Saudi Arabia imposed a nationwide curfew starting on Monday after reporting a jump of almost a quarter in cases, while the United Arab Emirates suspended all passenger and transit flights to and from the country.

Syria on Sunday confirmed its first case after weeks of rejecting opposition allegations that the disease had already reached the country.

Iraq’s government on Sunday extended a curfew on travel in and out of Baghdad until March 28.

Economic fallout

Financial markets around the world took another hammering on Monday as a rising tide of national lockdowns threatened to overwhelm policymakers’ frantic efforts to cushion what is likely to be a deep global recession.

The US Senate’s drive to pass a US$1 trillion-plus response bill remained stymied late on Sunday, as Democrats held out for more money to help state and local governments and hospitals, while Republicans urged quick action to give financial markets a sign of encouragement.

Japanese Prime Minister Shinzo Abe’s pledge of "huge" stimulus will involve spending of at least US$137 billion, sources say.

Widening curbs on travel-led airlines to ramp up flight cancellations on Monday.

Several automakers said they would halt production in India, following last week’s closures in Europe, the United States, Canada and Mexico.


Japan plans to tell the International Olympic Committee that it is ready to accept a delay to the Tokyo Olympics, Kyodo news agency reported on Monday.
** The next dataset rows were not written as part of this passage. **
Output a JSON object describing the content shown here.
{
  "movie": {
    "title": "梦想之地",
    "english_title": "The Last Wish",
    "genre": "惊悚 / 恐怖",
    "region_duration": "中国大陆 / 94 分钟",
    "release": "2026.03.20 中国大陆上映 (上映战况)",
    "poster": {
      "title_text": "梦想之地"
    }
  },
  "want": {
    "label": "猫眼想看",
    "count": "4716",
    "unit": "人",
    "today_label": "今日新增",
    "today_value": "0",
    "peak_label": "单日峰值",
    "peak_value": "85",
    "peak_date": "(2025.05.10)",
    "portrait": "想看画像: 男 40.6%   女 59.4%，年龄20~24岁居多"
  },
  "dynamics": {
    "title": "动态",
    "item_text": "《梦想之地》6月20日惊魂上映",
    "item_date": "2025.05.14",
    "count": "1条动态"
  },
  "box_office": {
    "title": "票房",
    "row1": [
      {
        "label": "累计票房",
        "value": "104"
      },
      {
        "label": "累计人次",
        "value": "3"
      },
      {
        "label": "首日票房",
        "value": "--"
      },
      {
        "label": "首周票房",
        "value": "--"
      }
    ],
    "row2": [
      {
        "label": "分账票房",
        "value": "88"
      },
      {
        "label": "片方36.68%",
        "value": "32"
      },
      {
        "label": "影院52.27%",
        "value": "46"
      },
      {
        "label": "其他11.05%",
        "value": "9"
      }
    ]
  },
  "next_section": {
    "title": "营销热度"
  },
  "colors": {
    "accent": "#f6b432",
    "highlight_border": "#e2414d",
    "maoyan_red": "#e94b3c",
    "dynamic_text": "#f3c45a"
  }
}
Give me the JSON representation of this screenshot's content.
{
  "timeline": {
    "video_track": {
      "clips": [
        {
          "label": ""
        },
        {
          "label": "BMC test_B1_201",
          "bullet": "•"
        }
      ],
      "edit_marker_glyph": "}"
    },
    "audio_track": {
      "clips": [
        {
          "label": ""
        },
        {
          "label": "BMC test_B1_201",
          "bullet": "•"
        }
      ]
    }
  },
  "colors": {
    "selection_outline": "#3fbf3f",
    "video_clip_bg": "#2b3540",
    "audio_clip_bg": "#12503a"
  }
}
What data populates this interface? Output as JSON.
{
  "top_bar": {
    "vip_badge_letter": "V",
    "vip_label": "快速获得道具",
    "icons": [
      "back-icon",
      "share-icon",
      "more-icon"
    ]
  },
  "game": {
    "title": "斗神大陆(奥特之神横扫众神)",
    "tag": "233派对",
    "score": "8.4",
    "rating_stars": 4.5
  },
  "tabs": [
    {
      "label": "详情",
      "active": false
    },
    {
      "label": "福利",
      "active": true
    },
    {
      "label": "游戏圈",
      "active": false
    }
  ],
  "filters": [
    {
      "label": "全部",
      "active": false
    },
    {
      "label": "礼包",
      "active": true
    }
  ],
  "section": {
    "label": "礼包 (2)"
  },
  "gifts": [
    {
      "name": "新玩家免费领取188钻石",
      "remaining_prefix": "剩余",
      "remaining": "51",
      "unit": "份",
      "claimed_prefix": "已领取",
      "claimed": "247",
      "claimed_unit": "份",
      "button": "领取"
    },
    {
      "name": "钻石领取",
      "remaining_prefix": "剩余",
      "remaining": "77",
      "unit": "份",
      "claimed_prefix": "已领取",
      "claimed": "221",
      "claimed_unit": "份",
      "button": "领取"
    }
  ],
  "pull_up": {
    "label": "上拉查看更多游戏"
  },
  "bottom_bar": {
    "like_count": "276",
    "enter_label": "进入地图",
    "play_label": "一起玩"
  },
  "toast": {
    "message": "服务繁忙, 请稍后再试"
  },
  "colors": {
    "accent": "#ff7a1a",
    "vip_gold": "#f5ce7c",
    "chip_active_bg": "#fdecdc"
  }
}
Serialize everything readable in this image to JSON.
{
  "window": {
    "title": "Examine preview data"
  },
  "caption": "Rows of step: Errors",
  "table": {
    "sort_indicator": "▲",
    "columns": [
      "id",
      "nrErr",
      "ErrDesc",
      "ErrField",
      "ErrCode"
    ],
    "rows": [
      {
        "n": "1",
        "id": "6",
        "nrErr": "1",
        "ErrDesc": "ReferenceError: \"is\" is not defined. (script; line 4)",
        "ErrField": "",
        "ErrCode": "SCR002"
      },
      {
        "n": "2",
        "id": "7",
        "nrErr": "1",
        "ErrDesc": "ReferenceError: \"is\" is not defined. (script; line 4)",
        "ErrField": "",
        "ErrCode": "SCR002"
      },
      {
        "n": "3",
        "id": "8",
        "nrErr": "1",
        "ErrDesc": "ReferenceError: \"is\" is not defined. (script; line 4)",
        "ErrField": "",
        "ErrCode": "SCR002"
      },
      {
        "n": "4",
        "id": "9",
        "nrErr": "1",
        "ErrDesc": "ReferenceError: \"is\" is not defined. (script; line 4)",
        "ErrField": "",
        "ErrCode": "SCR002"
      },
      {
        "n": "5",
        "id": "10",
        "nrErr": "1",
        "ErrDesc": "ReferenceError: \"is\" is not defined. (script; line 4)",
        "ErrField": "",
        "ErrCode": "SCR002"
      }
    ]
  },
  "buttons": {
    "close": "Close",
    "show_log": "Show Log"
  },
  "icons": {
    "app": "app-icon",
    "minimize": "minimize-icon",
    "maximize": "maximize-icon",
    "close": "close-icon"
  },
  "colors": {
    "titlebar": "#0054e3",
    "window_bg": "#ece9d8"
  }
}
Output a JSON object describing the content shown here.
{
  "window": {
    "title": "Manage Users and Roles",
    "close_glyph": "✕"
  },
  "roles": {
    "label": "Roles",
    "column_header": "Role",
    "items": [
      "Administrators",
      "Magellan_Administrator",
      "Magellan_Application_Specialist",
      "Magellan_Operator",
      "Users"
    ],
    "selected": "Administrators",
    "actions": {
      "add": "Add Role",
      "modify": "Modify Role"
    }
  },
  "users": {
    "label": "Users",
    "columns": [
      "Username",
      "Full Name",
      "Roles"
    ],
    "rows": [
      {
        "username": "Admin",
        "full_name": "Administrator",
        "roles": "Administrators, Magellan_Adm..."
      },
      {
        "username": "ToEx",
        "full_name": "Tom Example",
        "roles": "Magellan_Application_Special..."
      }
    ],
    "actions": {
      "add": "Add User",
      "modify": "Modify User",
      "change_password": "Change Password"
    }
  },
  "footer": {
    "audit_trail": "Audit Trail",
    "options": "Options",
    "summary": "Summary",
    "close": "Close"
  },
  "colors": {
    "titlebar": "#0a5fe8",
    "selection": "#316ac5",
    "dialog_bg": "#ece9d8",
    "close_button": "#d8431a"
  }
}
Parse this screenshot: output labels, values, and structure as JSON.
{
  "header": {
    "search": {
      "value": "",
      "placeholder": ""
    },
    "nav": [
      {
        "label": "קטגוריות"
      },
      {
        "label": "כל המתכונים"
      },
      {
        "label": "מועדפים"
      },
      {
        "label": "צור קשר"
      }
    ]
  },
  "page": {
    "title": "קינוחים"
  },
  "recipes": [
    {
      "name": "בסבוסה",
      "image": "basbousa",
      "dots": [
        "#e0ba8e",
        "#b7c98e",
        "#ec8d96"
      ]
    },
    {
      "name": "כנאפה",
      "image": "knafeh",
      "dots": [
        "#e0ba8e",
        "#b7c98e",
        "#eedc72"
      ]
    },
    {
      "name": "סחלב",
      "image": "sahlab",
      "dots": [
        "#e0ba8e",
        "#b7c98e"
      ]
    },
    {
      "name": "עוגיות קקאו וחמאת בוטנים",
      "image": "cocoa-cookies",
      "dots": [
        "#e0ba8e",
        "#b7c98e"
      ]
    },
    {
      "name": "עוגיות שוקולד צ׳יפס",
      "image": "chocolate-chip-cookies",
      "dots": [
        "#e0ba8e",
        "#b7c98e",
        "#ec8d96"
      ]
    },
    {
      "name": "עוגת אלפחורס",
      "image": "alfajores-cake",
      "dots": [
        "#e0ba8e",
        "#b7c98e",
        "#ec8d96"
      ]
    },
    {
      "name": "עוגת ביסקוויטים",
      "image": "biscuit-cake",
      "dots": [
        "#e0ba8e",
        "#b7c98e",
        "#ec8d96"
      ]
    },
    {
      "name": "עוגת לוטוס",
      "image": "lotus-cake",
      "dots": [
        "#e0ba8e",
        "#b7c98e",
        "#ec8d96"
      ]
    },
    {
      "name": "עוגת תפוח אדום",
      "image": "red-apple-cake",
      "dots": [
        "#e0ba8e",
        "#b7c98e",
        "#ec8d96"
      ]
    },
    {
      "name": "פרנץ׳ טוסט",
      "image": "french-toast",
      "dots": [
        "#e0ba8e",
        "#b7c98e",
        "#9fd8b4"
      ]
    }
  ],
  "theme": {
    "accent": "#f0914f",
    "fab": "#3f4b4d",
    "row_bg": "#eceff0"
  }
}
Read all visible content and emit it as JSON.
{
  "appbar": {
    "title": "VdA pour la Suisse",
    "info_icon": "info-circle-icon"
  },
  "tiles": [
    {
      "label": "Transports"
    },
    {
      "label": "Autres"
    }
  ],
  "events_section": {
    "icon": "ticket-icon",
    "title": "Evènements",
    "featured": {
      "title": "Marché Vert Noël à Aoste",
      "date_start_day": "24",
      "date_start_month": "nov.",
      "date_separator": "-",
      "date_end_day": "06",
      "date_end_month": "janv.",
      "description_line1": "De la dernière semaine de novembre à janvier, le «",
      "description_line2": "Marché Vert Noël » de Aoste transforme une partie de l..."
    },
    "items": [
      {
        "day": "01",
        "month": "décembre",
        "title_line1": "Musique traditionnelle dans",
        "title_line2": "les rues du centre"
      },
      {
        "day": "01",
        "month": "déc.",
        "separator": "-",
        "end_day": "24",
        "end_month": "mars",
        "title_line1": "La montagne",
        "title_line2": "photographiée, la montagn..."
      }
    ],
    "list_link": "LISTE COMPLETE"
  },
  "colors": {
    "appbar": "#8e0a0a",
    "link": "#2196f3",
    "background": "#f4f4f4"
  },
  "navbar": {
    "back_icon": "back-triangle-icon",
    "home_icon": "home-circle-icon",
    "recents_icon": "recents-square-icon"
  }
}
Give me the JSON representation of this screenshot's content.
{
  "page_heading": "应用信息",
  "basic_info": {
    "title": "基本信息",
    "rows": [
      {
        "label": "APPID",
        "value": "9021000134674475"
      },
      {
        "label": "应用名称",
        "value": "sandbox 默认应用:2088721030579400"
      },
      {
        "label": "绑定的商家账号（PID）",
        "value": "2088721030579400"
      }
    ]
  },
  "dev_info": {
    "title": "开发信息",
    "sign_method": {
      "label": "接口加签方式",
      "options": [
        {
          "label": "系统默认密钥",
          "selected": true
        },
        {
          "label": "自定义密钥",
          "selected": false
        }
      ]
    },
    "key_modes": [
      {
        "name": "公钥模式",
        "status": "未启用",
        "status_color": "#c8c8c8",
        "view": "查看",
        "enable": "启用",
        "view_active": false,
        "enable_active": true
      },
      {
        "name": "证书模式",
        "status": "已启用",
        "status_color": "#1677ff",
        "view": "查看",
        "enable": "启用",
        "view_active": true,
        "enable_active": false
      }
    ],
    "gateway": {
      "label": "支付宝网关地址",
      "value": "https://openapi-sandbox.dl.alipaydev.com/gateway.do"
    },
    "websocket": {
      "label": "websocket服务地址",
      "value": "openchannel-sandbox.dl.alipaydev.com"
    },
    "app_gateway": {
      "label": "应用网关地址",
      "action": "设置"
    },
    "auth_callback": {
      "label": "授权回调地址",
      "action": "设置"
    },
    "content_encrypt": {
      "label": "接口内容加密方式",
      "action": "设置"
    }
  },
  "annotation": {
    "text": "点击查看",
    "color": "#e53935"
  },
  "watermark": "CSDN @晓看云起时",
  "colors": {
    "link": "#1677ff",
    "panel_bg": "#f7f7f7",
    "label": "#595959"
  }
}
Pope Francis’s trip to Malta, scheduled to take place on May 31, has been postponed indefinitely.

Multiple sports events have been cancelled or postponed.